Attributes Developed

C - Cognitive/analytical

K - Subject knowledge

T - Transferable skills

P - Professional/Practical skills

Methods of Teaching / Learning

 The learning and teaching strategy is designed to achieve the following aims:


  • Students taking this module will have a detailed knowledge of modern satellite communication techniques and systems as well as an appreciation of all the current application areas.

  • In particular, the students will have obtained the skill of carrying out simulations / measurements of a satellite communication link using a commonly available and industry standard software package or measurement equipment.



Learning and teaching methods include the following:


  • Lectures

  • Labs: sessions using a satellite system testbed.

  • Assignment(s): report based on using the satellite system testbed.

    • Familiarisation with test equipment (spectrum analyser, BER test set etc)

    • Measurement for spectrum of various modulations and coding rates
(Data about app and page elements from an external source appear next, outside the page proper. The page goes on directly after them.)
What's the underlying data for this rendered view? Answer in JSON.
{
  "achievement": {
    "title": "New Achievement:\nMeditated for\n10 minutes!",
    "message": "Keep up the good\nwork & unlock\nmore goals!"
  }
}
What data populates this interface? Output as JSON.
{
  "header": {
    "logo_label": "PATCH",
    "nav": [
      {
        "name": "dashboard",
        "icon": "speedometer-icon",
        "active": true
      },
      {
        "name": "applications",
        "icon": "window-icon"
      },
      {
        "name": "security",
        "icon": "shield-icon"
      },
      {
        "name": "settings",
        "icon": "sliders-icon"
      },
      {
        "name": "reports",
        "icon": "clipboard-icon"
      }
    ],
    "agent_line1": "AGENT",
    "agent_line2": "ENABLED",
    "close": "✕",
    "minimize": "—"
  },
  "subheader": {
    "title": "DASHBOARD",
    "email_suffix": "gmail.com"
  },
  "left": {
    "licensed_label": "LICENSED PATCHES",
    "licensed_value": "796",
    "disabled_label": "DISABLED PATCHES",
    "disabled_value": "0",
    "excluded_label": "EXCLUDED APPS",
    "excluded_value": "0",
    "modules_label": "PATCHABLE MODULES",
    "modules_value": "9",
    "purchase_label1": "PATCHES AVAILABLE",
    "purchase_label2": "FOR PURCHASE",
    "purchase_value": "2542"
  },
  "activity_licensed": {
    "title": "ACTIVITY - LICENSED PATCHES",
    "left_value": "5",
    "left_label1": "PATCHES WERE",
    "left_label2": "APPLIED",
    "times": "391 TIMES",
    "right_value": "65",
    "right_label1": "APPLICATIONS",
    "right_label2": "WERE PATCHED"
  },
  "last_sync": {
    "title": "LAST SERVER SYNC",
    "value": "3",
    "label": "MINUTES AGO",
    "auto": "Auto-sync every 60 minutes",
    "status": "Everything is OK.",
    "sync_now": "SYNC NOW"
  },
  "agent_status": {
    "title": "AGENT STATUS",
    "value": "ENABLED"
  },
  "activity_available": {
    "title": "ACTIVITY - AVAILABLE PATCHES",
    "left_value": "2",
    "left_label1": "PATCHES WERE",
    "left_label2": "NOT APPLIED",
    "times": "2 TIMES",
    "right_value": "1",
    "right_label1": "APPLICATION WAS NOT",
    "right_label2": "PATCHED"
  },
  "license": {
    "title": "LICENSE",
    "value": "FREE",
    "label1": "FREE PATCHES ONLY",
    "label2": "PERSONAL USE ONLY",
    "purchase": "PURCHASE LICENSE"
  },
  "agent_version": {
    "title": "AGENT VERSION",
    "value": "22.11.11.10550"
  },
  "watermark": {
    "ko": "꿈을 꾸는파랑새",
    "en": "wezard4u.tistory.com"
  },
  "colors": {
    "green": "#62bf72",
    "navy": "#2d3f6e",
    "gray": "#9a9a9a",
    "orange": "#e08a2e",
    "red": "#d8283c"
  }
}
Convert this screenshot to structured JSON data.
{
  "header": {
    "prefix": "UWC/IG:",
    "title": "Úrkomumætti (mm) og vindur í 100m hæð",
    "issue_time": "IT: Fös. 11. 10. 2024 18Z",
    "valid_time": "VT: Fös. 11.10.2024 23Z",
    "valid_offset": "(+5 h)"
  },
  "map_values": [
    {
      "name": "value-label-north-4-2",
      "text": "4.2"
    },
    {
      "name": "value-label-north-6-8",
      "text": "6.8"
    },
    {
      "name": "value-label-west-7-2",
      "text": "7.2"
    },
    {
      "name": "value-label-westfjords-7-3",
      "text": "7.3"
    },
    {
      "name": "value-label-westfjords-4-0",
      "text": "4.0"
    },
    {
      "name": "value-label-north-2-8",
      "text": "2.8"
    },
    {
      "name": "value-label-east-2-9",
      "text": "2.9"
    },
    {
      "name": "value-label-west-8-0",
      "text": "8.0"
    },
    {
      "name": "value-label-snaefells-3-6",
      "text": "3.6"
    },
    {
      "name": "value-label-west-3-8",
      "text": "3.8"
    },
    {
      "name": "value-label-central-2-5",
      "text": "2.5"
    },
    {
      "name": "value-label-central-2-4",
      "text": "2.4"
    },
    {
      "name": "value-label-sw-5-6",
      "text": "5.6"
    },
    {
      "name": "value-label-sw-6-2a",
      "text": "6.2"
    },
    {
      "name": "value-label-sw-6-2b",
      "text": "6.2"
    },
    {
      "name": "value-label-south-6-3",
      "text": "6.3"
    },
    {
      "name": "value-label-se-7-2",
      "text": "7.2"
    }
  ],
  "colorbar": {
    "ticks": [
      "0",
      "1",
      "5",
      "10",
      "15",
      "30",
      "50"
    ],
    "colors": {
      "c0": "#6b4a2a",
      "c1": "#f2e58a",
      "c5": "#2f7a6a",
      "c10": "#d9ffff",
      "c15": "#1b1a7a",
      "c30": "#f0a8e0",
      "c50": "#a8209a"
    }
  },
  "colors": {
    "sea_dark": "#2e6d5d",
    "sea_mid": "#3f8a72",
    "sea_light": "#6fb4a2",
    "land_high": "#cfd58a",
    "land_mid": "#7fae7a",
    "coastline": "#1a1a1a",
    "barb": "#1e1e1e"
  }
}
    • Measurement of BER with changing C/N

    • Assessment of impact of interference




Indicated Lecture Hours (which may also include seminars, tutorials, workshops and other contact time) are approximate and may include in-class tests where one or more of these are an assessment on the module. In-class tests are scheduled/organised separately to taught content and will be published on to student personal timetables, where they apply to taken modules, as soon as they are finalised by central administration. This will usually be after the initial publication of the teaching timetable for the relevant semester.

Reading list

https://readinglists.surrey.ac.uk
Upon accessing the reading list, please search for the module using the module code: EEEM032

Other information

This module provides contents with knowledge through lectures and tutorials, and professional practical skills through practices in the laboratory, coursework and Lab report. It will help students to get particularly good learning, learn subject knowledge and skill and improve their capacity, covering the following aspects of the Surrey Pillars:  

  • Sustainability: this module is directly relevant to the SDG4 quality education for remote and rural areas as satellite provide global coverage for the students who may not be reached easily by normal terrestrial information infrastructure; to the SDG 9 industry, innovation & infrastructure as satellite has been considered as important part of the future 5G and 6G networks to support industrial IoT (IIoT) and global information infrastructure (GII); to the SDG 10 reduce inequality within & among countries as satellite has already been used to serve regions or countries which cannot be served economically to bridge the digital gaps for broadband Internet services; to SDG 17 partnerships for the goals as satellite naturally provides support for global coverage and collaboration and has been used to achieved goal by the International Telecommunication Union (ITU).
  • Global and culture capabilities: the nature of satellite is global that it need global collaboration and multicultural environment for working together. The module has laboratory sessions to allow student from different countries and culture to work together. This has also been promoted by the ITU in the UN.
  • Resourcefulness and resilience: the module covers both technical aspect and current development of the sectors to allow students to be aware the potential development and opportunity. In addition, the module also provides information for students to be able to work in quite different sector as required.
  • Digital capability: as an important part of communication infrastructure satellite can provide services to enable many individuals and organisations to be able to participate social and professional life in digital and connected world. The new generation of Mega LEO satellite constellations will be able to reach any people anywhere and any times.
  • Employability: currently there are great demand for skilled engineers in the satellite industries including satellite operators, manufacture, services providers and terminal producers and relevant electronic companies. 

Please note that the information detailed within this record is accurate at the time of publishing and may be subject to change. This record contains information for the most up to date version of the programme / module for the 2024/5 academic year.